TASK TO CARRY OUT: Your task is to print each record exactly as it reads.

(SOURCE MATERIAL Opens)

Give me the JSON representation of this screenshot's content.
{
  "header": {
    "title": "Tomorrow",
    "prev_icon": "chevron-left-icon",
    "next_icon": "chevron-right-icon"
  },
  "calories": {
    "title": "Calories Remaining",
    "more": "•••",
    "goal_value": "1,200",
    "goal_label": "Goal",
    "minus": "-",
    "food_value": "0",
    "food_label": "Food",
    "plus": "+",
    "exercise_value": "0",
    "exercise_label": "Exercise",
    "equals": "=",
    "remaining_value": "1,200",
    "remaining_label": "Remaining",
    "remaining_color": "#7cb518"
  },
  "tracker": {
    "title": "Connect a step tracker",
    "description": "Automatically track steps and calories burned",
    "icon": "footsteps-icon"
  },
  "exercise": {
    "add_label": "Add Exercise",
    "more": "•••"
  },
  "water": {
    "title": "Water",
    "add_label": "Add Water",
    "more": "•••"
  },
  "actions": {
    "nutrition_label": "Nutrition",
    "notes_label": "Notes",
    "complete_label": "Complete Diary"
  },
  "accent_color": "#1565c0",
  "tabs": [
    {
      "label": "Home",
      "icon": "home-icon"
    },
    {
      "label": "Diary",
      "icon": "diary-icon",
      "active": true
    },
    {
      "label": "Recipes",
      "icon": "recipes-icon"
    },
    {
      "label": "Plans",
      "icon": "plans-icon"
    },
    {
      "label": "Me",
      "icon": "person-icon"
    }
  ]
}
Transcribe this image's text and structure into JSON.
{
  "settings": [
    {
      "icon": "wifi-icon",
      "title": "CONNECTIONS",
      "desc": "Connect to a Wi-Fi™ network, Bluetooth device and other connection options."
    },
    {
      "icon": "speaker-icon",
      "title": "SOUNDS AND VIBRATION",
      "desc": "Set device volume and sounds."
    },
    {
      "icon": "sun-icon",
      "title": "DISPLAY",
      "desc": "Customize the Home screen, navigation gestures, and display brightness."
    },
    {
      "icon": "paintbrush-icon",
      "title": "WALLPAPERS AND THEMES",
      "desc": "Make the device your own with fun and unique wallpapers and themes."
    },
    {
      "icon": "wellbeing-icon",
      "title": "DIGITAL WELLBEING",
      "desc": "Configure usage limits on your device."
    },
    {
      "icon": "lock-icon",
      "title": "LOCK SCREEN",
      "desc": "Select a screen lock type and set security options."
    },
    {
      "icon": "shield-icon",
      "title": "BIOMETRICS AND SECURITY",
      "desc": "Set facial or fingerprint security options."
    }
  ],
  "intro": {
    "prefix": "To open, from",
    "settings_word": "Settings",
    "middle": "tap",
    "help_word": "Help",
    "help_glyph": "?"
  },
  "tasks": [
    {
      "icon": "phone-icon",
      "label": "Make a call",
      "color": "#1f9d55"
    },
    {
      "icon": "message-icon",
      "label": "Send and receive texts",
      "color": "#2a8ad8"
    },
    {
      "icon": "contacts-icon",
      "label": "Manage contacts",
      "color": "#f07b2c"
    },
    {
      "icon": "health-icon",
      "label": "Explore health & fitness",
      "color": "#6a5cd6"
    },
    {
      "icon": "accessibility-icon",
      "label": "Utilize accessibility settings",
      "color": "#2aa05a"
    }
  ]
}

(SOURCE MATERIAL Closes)

ANSWER TO THE EXERCISE:
Give me the JSON representation of this screenshot's content.
{
  "header": {
    "title": "Tomorrow",
    "prev_icon": "chevron-left-icon",
    "next_icon": "chevron-right-icon"
  },
  "calories": {
    "title": "Calories Remaining",
    "more": "•••",
    "goal_value": "1,200",
    "goal_label": "Goal",
    "minus": "-",
    "food_value": "0",
    "food_label": "Food",
    "plus": "+",
    "exercise_value": "0",
    "exercise_label": "Exercise",
    "equals": "=",
    "remaining_value": "1,200",
    "remaining_label": "Remaining",
    "remaining_color": "#7cb518"
  },
  "tracker": {
    "title": "Connect a step tracker",
    "description": "Automatically track steps and calories burned",
    "icon": "footsteps-icon"
  },
  "exercise": {
    "add_label": "Add Exercise",
    "more": "•••"
  },
  "water": {
    "title": "Water",
    "add_label": "Add Water",
    "more": "•••"
  },
  "actions": {
    "nutrition_label": "Nutrition",
    "notes_label": "Notes",
    "complete_label": "Complete Diary"
  },
  "accent_color": "#1565c0",
  "tabs": [
    {
      "label": "Home",
      "icon": "home-icon"
    },
    {
      "label": "Diary",
      "icon": "diary-icon",
      "active": true
    },
    {
      "label": "Recipes",
      "icon": "recipes-icon"
    },
    {
      "label": "Plans",
      "icon": "plans-icon"
    },
    {
      "label": "Me",
      "icon": "person-icon"
    }
  ]
}
Transcribe this image's text and structure into JSON.
{
  "settings": [
    {
      "icon": "wifi-icon",
      "title": "CONNECTIONS",
      "desc": "Connect to a Wi-Fi™ network, Bluetooth device and other connection options."
    },
    {
      "icon": "speaker-icon",
      "title": "SOUNDS AND VIBRATION",
      "desc": "Set device volume and sounds."
    },
    {
      "icon": "sun-icon",
      "title": "DISPLAY",
      "desc": "Customize the Home screen, navigation gestures, and display brightness."
    },
    {
      "icon": "paintbrush-icon",
      "title": "WALLPAPERS AND THEMES",
      "desc": "Make the device your own with fun and unique wallpapers and themes."
    },
    {
      "icon": "wellbeing-icon",
      "title": "DIGITAL WELLBEING",
      "desc": "Configure usage limits on your device."
    },
    {
      "icon": "lock-icon",
      "title": "LOCK SCREEN",
      "desc": "Select a screen lock type and set security options."
    },
    {
      "icon": "shield-icon",
      "title": "BIOMETRICS AND SECURITY",
      "desc": "Set facial or fingerprint security options."
    }
  ],
  "intro": {
    "prefix": "To open, from",
    "settings_word": "Settings",
    "middle": "tap",
    "help_word": "Help",
    "help_glyph": "?"
  },
  "tasks": [
    {
      "icon": "phone-icon",
      "label": "Make a call",
      "color": "#1f9d55"
    },
    {
      "icon": "message-icon",
      "label": "Send and receive texts",
      "color": "#2a8ad8"
    },
    {
      "icon": "contacts-icon",
      "label": "Manage contacts",
      "color": "#f07b2c"
    },
    {
      "icon": "health-icon",
      "label": "Explore health & fitness",
      "color": "#6a5cd6"
    },
    {
      "icon": "accessibility-icon",
      "label": "Utilize accessibility settings",
      "color": "#2aa05a"
    }
  ]
}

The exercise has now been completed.